DENIAL OR REJECTION OF CLAIM

A Denial or Rejection of Claim occurs when an insurance company refuses to pay for the cost of health care claimed for.

There are a couple of reasons why this could happen:

  • Non-Disclosure: This means that the insurance providers did not receive all the information they needed to pay out on a claim. For example, you could have failed to supply all the relevant documents, or could have left out vital information about pre-existing medical conditions when taking out the policy.
  • Conditions not met: This is when the event of the claim wasn’t covered by the insurance policy in the first place. For example, a basic private medical insurance policy that covered in-patient treatment only would likely deny or reject a claim for the cost of seeing a private GP.
REFERRAL

A referral is a written order from your GP to go and see a specialist or consultant, or to undergo medical tests and treatments. It’s their way of agreeing you need additional care and attention, and confirming they’re happy for you to go ahead.

Most health insurance policies would need you to obtain a referral in the first instance, in order for your plan to ‘kick in’ and start providing cover.

RENEWAL

A renewal is when you extend your insurance policy beyond it’s original term. Typically, health insurance policies have annual renewals, which means that at the same time every year you have the choice to extend and renew your existing policy, or to change to a different policy.

Your insurance premiums can increase at renewal, which is why we always recommend talking to your Chase Templeton advisor to make sure your current policy is still the best fit for you.

RESIDENT OF THE UNITED KINGDOM

To be classed by health insurers as a ‘Resident of the United Kingdom’, you must legally live in the UK for at least 40 weeks in any 52 week period.

RISK

Insurance is all about risk.

For your insurance provider, risk represents the chance that they will make a profit or a loss on offering to protect you. Risk is how your insurance premiums are calculated – the more likely you are to claim on medical costs, the more risk you pose and the higher your premiums are, to offset that potential cost. Risk is the reason insurance companies are interested in whether you have any pre-existing medical conditions.

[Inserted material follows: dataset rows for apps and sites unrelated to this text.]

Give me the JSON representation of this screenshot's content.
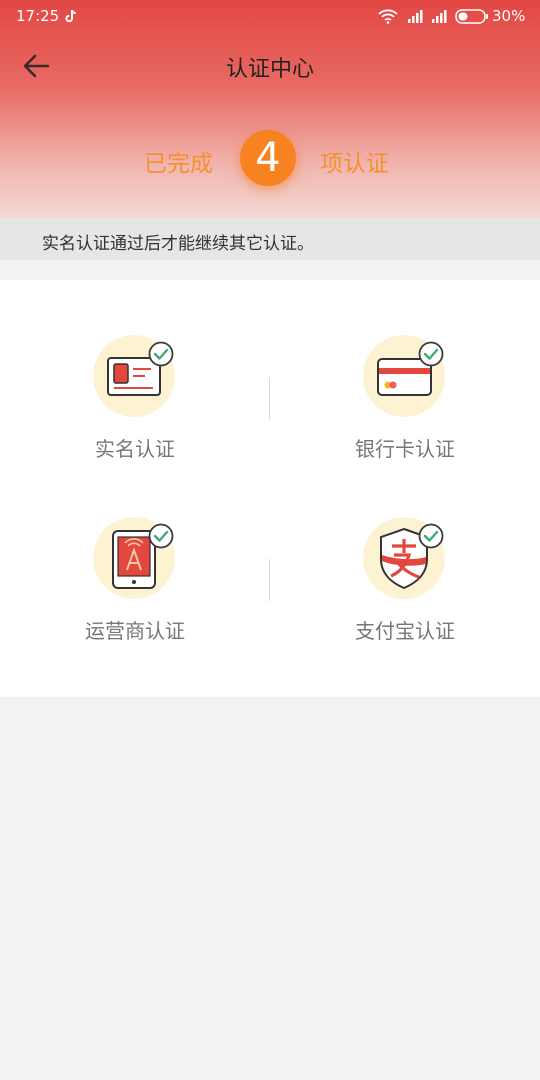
{
  "status_bar": {
    "time": "17:25",
    "battery": "30%"
  },
  "header": {
    "title": "认证中心"
  },
  "summary": {
    "prefix": "已完成",
    "count": "4",
    "suffix": "项认证"
  },
  "notice": {
    "text": "实名认证通过后才能继续其它认证。"
  },
  "items": [
    {
      "label": "实名认证",
      "icon": "id-card-icon",
      "completed": true
    },
    {
      "label": "银行卡认证",
      "icon": "bank-card-icon",
      "completed": true
    },
    {
      "label": "运营商认证",
      "icon": "phone-carrier-icon",
      "completed": true
    },
    {
      "label": "支付宝认证",
      "icon": "alipay-shield-icon",
      "completed": true
    }
  ],
  "colors": {
    "header_red": "#e24744",
    "accent_orange": "#f7821f",
    "icon_bg": "#fdf3d2",
    "check_green": "#3daa78",
    "illustration_red": "#e4473d"
  }
}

For you, risk represents the probabilities of medical complications or side effects. It can also be the probability of getting ill because of your lifestyle – for example if you smoke you have a higher risk of developing cancer or lung diseases.